In the Wood
Much of the music of the Appalachian Mountains had it's beginnings in the highlands of Scotland and valleys of Ireland. As new people settled the region the music blended with the rhythms of the native people. The fiddle, an instrument from the Old World, became the tune carrier of choice for home and community dance and for a simple reason-it was easy to haul. A hollow log, hoop of wood and a piece of rawhide made a drum and added the heartbeat to the voice of the fiddle. The tunes in the album are played pretty much like they were back then-plain and simple, fiddle and drum, a song and a heartbeat. Sometimes that's all you need. Here is a little bit about the songs on this album: 1. Rosin the Beau crossed the Atlantic with the Irish. The tune stayed the same but changes of scenery allowed for changes of lyrics. In the Appalachians it is called Rosin the Bow. West of the Rockies it becomes Acres of Clams. A good jig wherever the rosin dust flies. 2. Big John McNeil is a popular tune among the old time fiddlers and dancers of eastern Canada and the U.S. Great for free style clogging! 3. The St. Anne's Reel is a standard among the fiddlers of northeast U.S. and Canada.

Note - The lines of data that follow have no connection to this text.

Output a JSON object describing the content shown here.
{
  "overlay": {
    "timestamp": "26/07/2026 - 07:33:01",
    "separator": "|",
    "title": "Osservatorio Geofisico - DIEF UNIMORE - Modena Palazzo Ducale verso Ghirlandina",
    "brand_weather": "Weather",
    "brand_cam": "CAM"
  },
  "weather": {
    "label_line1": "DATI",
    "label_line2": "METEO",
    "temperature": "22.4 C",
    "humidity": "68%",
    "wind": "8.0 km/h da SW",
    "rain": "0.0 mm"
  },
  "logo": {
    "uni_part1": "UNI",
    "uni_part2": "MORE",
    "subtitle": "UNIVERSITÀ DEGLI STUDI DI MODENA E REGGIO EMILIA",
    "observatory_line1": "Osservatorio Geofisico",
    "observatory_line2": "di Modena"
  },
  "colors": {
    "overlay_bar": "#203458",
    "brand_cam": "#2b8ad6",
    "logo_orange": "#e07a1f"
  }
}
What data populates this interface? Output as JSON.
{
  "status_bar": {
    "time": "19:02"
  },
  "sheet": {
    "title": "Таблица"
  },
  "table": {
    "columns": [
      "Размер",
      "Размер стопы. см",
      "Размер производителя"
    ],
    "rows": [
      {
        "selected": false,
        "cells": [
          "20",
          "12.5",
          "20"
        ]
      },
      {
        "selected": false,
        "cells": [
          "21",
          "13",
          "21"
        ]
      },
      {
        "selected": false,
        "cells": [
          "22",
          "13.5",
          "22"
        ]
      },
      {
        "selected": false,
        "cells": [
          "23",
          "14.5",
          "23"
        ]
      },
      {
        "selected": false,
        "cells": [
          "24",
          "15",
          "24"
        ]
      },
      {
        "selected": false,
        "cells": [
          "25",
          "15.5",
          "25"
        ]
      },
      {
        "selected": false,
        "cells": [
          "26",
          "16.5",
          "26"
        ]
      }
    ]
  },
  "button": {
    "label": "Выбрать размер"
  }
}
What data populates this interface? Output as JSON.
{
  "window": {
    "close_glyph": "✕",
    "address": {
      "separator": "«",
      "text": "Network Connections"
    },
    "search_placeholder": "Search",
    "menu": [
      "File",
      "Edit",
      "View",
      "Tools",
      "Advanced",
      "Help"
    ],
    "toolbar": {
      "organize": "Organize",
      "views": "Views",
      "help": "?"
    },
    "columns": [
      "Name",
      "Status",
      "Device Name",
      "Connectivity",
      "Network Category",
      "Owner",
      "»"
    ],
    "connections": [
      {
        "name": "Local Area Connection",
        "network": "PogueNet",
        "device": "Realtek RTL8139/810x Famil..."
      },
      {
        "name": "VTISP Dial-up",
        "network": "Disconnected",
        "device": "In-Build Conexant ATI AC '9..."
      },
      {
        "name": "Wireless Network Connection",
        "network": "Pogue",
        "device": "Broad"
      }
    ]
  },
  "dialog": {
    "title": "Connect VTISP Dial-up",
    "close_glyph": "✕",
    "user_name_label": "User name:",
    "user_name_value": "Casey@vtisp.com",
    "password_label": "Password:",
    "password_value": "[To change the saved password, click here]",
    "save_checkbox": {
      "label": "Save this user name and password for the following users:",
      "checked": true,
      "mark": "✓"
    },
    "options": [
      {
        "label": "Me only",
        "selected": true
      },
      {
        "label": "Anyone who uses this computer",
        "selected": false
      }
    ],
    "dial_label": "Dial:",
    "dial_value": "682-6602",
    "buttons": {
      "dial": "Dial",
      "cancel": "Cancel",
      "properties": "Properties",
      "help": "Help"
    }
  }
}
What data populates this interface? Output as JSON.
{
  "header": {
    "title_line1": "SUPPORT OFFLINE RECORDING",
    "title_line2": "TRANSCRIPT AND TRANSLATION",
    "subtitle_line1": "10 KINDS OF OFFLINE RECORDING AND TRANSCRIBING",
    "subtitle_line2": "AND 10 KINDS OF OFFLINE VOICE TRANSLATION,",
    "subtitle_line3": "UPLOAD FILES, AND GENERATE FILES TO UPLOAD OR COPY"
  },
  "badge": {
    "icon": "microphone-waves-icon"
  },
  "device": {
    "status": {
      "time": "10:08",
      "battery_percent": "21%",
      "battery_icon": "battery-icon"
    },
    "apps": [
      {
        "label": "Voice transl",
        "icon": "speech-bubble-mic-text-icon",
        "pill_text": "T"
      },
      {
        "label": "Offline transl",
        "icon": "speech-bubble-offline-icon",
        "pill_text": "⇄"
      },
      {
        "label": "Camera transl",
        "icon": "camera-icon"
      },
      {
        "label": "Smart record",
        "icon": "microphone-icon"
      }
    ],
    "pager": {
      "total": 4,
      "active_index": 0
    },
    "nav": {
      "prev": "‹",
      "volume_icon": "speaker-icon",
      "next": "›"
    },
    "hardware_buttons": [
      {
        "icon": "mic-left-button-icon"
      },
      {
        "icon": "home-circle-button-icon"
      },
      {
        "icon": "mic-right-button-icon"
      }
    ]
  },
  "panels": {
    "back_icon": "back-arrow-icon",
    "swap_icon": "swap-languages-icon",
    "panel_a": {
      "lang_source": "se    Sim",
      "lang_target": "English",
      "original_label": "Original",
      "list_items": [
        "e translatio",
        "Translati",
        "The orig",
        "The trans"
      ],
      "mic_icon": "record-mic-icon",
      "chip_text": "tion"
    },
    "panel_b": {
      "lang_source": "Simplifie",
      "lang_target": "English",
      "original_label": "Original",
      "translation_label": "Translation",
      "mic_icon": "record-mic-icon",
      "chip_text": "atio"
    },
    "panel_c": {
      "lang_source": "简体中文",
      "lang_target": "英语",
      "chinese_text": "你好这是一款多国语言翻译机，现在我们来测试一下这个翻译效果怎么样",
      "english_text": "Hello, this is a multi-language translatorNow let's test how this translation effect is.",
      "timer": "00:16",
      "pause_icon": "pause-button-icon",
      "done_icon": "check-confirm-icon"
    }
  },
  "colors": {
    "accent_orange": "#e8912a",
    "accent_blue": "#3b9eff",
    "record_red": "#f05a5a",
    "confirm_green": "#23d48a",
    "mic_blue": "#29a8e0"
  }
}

The Opera Reel is the first reel Bev learned to play. 4. You can hear the pipes in the Hills of Glenorchy. It is said that a longing for the sounds of the old homeland prompted fiddlers to imitate the bagpipes on the fiddle through the use of odd double stops and drone strings. Add a drum to the mix and you're back in the fog shrouded highlands. 5. Fiddle and bones create a fine dance tune in the French Canadian favorite the Joys of Quebec. It is well known and often played among the northern fiddlers. 6. The haunting melody of Star of County Down was carried across the Atlantic from Ireland. It is a North Country favorite and takes on a woodland Indian color in this fiddle and drum arrangement. 7. Bagpipe fiddle and drum take on a military tone in the old time dance favorite, Bonaparte's Retreat. 8. Alas! What if the barley crop failed and there would be no whiskey that year? Neil Gow wrote this lament following a drought in Scotland and a year when the people were forced to say just that - Farewell to Whiskey! Then it rained! And so there was Whiskey before Breakfast. This is Bev's signatory arrangement of this traditional Irish tune. 9. Luke is featured on bones (yes, you read right - bones) on this two song medley Soldier's Joy and Liberty. Bones are either real rib bones or wooden slats that are held in the hands and rhythmically shaken and clicked. The instrument goes way back to the days of ancient Persia. 10. Ahoy, mates! Here are a couple of hornpipes to jig to - Durang's Hornipe and for anyone with a desire to take to the high seas, the Sailor's Hornpipe. 11. Another signatory take on an old tune, Bill Malley's Schottische is one of Bev and Luke's favorites. The ringing fiddle tones and sharp drumming get feet moving straight away which is what it's all about. 12. Merrily Kiss the Quaker blends the old world Irish with the Pennsylvania forefathers, bounces into a fast traditional jig, Larry O'Graf and then turns the corner and changes into an original tune by Bev which is known as Beverley's Jig. Fiddle and drum, we poured them into the same jar and call it Jug o' Jigs. 13. The traditional Scottish aire, Loch Lomond leads into the Flowers of Edinburgh, a reel that is well known and often played by the old time fiddlers of the northern Appalachians. 14. A slow reel on fiddle and drum, Miss Wedderburn's Reel comes to us from the Scots that settled this region. 15. Legend has it that this tune was created by a fiddler on a Mississippi river boat who witnessed the death throes of a Lost Indian as he struggled in the swollen waters of a spring flood. Played everywhere on Turtle Island also known as North America.